Tuesday, April 2, 2013

Earth's Sentence Wig




Early this morning before coffee I watched a BBC4 documentary called Edwardian Insects on Film, the story of Edwardian naturalist and pioneering filmmaker Percy Smith. Finally woken up, I made my first coffee and went off to read the internet with visions of dumb-bell juggling flies fresh in my mind, and a wonderful quote:

 Any fly will juggle. 
He has claws and pads 
on his feet and if you 
hold him on his back, 
he will catch anything 
you give him.

Which of course I've formatted as poetry here, because it is as good as any poetry I've seen anywhere, but then maybe the line breaks aren't necessary, or especially good, but the shape of
the poem echoes something I saw in another film, the second I watched this morning, which was a visit to the library / apartment of writer Thomas McEvilley posted by Ron Silliman as part of his usual dirge-like drum-beat postings of souls passing from the mortal coil. I can't say I was completely unaware of McEvilley, but I think I was completely unaware, and so the poem does echo a bit the 'poem' McEvilley shows which James Lee Byars produced by asking a Japanese calligrapher to draw a boulder falling through space.



Then after I watched that film I hit upon the idea, that if the internal dialogue was a string, how long would it be, given that its uniformity and so forth were slightly prescribed so as to make it universal, and that that prescription would take the form of a person reading, or perhaps just talking. I chose the figure 150 words per minute. Then came averaging the global lifespan which was perhaps a bit of a tiresome exercise, but if you use the WLE website, you might come up with the value of 60. I make no claims for this figure, except that it provides a draft level scaffold on which to hang a nominal string length. There are 525,949 minutes in a year. 525,949 X 60 = 31,556,940 which means that there is a possible 4,733,541,000 words which as a string, if the average word length is 5 letters which gives you roughly two words per inch with a courier new 12 point font so that a 60 yr long string would be roughly 2,366,770,500 inches, or 37,354 miles and 585.00 yards.

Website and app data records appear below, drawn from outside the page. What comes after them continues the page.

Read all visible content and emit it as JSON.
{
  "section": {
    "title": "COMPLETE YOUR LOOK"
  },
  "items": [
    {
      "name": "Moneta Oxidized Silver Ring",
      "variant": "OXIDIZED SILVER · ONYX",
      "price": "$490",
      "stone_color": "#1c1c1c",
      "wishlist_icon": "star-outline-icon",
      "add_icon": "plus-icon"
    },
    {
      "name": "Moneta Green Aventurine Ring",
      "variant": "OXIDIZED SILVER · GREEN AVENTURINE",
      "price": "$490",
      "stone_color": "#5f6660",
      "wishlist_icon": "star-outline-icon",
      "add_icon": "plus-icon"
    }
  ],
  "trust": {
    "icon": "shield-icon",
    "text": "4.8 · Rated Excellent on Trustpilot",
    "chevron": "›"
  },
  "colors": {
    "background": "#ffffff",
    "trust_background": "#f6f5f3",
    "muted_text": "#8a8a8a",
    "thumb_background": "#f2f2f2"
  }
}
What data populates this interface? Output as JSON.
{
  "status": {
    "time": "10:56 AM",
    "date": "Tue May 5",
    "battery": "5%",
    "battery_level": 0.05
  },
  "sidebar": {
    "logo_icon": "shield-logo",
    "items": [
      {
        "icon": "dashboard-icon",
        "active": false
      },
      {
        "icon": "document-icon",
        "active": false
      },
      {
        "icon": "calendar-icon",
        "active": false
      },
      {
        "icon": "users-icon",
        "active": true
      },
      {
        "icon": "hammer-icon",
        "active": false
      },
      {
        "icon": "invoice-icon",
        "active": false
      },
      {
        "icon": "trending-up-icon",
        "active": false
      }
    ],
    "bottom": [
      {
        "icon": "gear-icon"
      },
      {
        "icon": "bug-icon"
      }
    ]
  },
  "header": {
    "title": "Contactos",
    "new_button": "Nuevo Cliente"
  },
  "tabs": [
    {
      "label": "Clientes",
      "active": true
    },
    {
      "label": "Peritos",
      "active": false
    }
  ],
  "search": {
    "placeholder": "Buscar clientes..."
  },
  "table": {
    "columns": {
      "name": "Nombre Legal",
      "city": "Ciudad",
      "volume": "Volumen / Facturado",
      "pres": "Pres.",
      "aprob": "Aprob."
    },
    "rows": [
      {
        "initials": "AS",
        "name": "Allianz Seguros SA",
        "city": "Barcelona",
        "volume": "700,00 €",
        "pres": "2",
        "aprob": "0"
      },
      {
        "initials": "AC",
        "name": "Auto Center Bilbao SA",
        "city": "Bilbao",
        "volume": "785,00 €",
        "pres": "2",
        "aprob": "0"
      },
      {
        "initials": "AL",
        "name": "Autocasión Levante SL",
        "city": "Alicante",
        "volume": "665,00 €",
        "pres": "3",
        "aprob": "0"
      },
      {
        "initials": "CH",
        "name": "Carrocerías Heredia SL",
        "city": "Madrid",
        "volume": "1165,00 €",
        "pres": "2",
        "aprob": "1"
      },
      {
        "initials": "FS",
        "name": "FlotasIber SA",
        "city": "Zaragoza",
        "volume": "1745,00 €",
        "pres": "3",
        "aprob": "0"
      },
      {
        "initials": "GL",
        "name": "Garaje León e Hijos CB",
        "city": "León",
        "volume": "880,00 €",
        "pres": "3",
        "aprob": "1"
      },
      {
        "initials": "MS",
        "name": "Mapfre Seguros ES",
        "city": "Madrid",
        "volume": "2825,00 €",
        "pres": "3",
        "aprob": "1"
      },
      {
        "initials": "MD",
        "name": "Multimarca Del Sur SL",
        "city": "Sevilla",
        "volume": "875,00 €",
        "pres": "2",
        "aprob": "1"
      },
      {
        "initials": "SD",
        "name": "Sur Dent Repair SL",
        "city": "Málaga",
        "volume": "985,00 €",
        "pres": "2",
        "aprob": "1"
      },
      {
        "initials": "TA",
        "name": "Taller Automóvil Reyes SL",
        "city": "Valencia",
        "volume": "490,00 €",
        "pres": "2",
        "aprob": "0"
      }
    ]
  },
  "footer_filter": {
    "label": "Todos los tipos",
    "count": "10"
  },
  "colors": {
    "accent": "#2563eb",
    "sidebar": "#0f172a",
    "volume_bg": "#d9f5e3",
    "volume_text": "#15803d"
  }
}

This means that a life string of words, roughly, on average, might wrap around the earth some four times with a bit left over.

Not sure what the thread was this morning, but my two cups of coffee are done, and I can go on about my reading, thinking I guess about a sort of beautifully wordy wig of collective strings whooshing around in space, Earth's Sentence Wig, ESW, for short. It is a fairly long-haired planet, I'd say, as planets go.